The Sunday morning talk shows had a real Rush Limbaugh bash-fest this morning, and that’s fine: he earned it, with his ill-considered and vicious attack on Sandra Fluke for stating her opinion. This is a real career crisis for Limbaugh, I think, and he knows it. His initial reaction to the furious criticism of his offensive comments about the Georgetown Law student was to refuse to back down, as has been his response to controversies his entire remarkable career, and it has served him well. Then he realized that this controversy was different. He had crossed a line of decency, fairness and civility that the culture as a whole, not just political adversaries, would not tolerate. He apologized, saying.
“For over 20 years, I have illustrated the absurd with absurdity, three hours a day, five days a week. In this instance, I chose the wrong words in my analogy of the situation. I did not mean a personal attack on Ms. Fluke.
“I think it is absolutely absurd that during these very serious political times, we are discussing personal sexual recreational activities before members of Congress. I personally do not agree that American citizens should pay for these social activities. What happened to personal responsibility and accountability? Where do we draw the line? If this is accepted as the norm, what will follow? Will we be debating if taxpayers should pay for new sneakers for all students that are interested in running to keep fit? In my monologue, I posited that it is not our business whatsoever to know what is going on in anyone’s bedroom nor do I think it is a topic that should reach a Presidential level.

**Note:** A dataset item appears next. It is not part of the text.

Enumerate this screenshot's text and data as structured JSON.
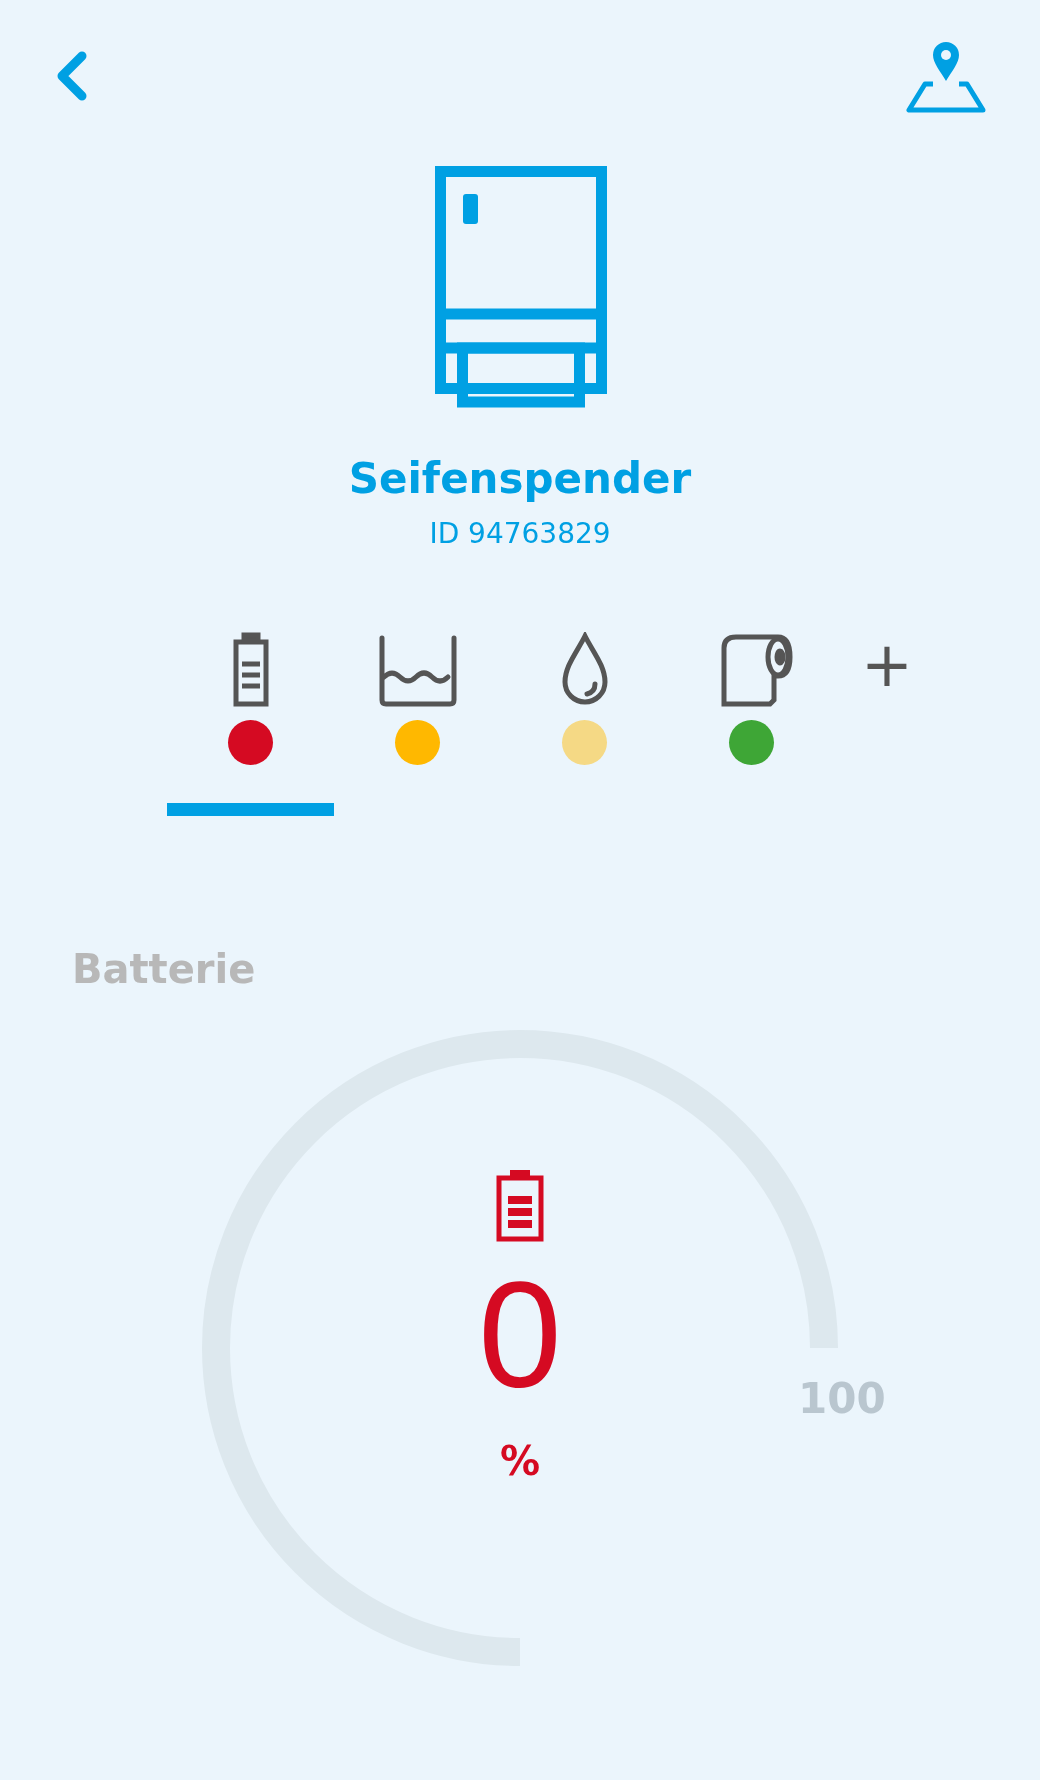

“My choice of words was not the best, and in the attempt to be humorous, I created a national stir. I sincerely apologize to Ms. Fluke for the insulting word choices.”
Was it a “real” apology? I’m going to discuss the issue of apology ethics in the next post, but yes, it was as real as most apologies. If one’s definition of apology is ” a statement of contrition and regret freely and sincerely given,” the answer is no. Very few apologies meet that high standard, if only for the reason that few of us will apologize unless an apology benefits us in some way or is unavoidable. Rush’s reputation is based on daring, outrageousness and his refusal to back down from the ‘truth” despite assaults from the “drive-by” media and the politically correct; he, of all people, would never apologize for anything he said on his show if he had any choice in the matter. In this case, I assume that Limbaugh was hearing from his affiliates, his sponsors, other talk show hosts, and political figures that he was courting disaster if he didn’t back down. Continue reading